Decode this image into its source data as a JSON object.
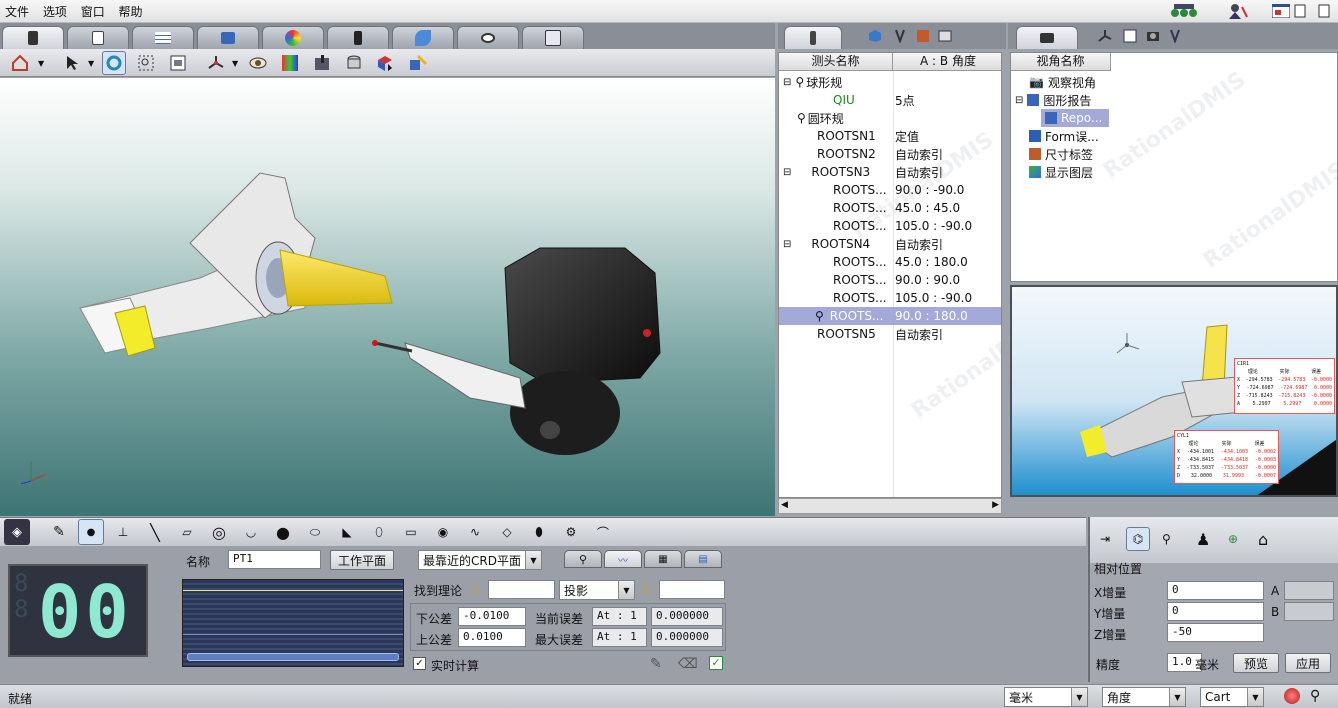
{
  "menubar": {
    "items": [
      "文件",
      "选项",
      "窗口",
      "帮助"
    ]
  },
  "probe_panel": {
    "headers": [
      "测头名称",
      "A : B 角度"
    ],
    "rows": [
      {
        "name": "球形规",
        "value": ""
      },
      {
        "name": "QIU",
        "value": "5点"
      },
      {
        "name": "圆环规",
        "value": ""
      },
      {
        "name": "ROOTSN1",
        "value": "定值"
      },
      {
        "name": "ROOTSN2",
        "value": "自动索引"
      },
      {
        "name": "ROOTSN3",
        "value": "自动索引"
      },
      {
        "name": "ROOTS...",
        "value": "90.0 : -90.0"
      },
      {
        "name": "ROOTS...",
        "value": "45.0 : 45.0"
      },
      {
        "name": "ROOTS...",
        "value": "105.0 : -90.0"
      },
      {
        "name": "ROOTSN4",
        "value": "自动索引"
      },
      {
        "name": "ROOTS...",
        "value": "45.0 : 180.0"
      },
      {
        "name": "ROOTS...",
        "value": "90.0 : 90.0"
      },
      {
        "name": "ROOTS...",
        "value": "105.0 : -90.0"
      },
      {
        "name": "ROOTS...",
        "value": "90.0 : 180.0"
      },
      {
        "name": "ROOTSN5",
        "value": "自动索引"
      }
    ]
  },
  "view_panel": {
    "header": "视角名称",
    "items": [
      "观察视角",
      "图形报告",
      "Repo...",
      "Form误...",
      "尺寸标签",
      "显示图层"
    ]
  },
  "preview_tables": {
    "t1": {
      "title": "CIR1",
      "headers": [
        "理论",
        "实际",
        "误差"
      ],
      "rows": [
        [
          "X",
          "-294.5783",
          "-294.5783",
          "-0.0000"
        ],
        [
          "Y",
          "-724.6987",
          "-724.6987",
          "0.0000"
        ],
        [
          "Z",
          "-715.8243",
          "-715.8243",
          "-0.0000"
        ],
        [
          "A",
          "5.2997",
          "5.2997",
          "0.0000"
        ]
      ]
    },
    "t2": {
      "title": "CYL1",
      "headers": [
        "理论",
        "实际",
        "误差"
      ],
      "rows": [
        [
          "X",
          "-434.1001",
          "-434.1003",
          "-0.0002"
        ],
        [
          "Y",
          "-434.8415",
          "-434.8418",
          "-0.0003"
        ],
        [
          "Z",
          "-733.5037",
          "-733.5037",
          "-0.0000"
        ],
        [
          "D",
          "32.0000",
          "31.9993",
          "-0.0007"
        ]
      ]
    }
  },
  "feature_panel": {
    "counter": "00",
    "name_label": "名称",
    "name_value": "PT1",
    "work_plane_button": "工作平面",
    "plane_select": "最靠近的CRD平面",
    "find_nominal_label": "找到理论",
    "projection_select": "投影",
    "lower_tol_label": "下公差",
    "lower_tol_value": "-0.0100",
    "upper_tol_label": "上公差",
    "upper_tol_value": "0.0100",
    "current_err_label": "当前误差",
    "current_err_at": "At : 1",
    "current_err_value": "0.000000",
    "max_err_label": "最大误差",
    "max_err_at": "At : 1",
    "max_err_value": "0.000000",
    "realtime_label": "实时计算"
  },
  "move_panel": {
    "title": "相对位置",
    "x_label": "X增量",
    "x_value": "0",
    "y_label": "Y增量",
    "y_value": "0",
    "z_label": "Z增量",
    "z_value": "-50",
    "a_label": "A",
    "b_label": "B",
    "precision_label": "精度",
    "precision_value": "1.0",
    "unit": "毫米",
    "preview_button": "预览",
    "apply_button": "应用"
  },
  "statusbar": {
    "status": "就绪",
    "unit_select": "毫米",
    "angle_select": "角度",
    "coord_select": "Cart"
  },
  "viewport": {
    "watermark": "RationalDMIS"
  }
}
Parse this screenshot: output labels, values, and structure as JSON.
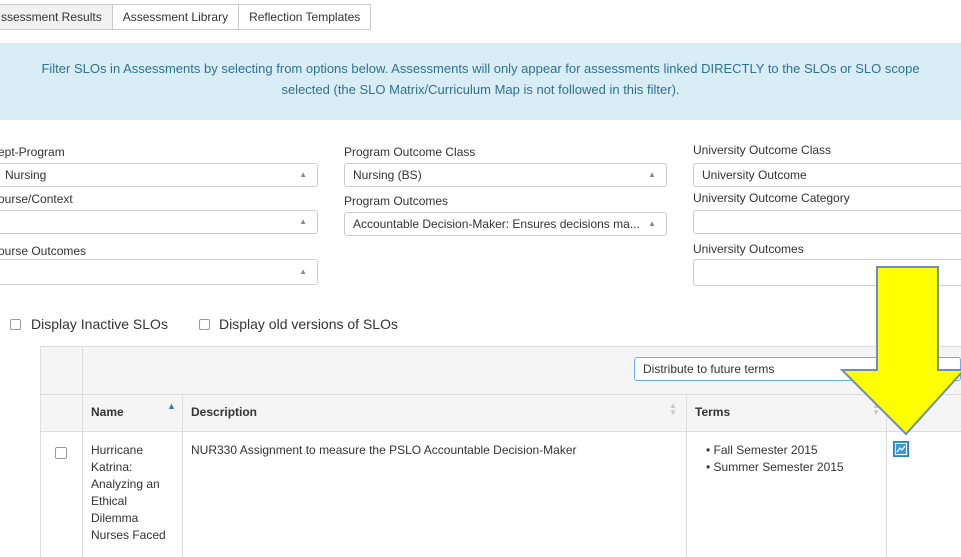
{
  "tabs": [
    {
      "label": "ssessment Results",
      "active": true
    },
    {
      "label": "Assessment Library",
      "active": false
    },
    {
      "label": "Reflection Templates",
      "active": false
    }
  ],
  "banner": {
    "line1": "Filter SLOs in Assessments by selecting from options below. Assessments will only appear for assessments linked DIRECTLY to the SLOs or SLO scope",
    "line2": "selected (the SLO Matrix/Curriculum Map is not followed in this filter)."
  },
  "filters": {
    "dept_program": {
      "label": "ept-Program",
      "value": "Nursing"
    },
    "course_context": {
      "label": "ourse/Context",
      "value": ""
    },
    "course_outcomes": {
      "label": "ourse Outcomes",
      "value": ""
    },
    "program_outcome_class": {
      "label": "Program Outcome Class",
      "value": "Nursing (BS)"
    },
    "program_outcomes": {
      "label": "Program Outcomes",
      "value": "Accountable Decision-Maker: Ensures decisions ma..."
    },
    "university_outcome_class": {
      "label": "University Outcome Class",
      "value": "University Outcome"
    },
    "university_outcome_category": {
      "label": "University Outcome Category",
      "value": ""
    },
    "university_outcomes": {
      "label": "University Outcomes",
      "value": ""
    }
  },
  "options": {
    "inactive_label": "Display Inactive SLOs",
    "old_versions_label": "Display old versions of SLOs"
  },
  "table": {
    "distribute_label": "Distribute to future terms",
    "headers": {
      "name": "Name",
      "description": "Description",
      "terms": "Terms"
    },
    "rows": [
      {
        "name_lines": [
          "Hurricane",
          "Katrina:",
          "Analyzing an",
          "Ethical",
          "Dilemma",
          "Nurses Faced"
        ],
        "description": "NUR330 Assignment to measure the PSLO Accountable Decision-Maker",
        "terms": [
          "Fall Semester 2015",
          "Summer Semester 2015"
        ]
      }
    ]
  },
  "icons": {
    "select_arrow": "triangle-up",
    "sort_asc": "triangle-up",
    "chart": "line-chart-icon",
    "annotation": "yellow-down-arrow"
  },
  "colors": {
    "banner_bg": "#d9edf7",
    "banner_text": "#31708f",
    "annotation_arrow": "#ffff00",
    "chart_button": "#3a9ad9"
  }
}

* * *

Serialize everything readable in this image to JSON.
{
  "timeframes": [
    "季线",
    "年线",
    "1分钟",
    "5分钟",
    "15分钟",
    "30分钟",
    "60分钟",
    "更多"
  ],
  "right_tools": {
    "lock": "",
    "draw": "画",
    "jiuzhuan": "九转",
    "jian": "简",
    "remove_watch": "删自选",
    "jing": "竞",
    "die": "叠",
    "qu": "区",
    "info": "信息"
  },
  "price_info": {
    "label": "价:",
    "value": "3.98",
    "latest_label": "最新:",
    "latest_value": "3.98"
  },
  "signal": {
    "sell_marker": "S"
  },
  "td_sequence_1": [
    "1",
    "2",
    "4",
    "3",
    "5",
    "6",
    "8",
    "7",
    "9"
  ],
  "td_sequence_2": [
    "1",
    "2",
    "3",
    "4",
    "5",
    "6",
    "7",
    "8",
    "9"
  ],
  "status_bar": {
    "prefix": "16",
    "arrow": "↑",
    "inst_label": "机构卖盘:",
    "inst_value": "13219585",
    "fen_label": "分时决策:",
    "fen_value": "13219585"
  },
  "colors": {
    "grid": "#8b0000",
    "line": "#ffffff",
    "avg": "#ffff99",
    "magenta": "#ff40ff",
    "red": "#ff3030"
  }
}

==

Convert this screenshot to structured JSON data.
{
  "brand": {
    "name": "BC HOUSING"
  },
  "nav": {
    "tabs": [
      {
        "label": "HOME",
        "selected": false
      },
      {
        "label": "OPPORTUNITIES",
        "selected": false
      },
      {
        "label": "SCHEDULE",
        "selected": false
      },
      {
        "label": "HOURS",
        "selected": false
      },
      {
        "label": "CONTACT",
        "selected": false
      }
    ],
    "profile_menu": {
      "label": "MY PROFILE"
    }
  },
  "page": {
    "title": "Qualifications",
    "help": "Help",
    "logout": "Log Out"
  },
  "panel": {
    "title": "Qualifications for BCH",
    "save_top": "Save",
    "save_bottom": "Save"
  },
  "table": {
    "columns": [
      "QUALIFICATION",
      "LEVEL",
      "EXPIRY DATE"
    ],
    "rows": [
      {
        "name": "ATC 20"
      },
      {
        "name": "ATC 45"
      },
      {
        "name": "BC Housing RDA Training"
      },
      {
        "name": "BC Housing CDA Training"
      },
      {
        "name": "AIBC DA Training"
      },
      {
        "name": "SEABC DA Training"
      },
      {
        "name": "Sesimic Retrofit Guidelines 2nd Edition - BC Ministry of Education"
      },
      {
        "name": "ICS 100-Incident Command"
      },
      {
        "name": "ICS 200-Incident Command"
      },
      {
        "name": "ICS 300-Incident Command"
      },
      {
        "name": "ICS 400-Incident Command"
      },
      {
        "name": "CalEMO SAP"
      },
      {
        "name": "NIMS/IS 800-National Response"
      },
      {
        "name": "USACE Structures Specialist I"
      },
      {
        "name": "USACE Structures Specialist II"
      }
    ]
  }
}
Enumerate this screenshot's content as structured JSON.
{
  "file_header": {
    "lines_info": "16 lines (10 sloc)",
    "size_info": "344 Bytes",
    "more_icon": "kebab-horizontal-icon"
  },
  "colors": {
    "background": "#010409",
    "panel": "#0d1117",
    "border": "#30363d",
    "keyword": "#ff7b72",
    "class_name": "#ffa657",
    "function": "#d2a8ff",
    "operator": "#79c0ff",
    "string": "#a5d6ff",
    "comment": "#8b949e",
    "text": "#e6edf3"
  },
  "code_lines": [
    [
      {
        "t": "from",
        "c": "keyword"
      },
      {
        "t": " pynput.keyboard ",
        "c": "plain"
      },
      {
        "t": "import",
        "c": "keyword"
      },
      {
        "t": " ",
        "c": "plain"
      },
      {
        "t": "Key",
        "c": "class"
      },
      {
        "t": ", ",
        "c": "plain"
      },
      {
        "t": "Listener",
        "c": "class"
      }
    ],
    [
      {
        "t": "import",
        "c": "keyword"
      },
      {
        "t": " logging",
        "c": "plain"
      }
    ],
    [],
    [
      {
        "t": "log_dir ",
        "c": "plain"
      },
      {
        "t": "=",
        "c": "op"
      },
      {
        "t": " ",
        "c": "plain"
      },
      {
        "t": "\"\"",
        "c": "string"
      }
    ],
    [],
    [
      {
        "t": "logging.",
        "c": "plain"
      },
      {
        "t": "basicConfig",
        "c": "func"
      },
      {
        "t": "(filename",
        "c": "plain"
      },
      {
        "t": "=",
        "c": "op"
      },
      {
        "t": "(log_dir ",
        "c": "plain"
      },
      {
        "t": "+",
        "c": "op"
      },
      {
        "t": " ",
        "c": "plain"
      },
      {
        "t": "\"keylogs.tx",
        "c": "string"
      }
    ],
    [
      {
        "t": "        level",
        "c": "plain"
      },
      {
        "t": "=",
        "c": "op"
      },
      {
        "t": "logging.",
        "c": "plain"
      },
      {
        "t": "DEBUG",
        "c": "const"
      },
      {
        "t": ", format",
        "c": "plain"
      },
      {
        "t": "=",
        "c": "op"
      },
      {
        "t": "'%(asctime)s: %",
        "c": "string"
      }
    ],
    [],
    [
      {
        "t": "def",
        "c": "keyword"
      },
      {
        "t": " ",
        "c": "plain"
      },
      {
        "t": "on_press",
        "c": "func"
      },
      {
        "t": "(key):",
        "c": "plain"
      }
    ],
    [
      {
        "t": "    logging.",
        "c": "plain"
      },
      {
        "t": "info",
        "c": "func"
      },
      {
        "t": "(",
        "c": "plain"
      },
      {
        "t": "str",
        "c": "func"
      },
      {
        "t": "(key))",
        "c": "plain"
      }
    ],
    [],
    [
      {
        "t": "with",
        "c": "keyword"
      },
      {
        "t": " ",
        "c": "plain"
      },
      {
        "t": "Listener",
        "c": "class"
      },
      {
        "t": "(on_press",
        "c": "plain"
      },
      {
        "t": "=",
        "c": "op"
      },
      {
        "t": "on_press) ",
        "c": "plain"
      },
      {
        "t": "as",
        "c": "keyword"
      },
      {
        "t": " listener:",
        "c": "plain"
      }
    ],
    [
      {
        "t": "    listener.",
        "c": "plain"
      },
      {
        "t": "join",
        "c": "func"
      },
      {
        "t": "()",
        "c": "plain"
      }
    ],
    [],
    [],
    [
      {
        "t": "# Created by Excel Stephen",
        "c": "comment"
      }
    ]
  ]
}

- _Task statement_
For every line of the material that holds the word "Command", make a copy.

- _Task output_
        "name": "ICS 100-Incident Command"
        "name": "ICS 200-Incident Command"
        "name": "ICS 300-Incident Command"
        "name": "ICS 400-Incident Command"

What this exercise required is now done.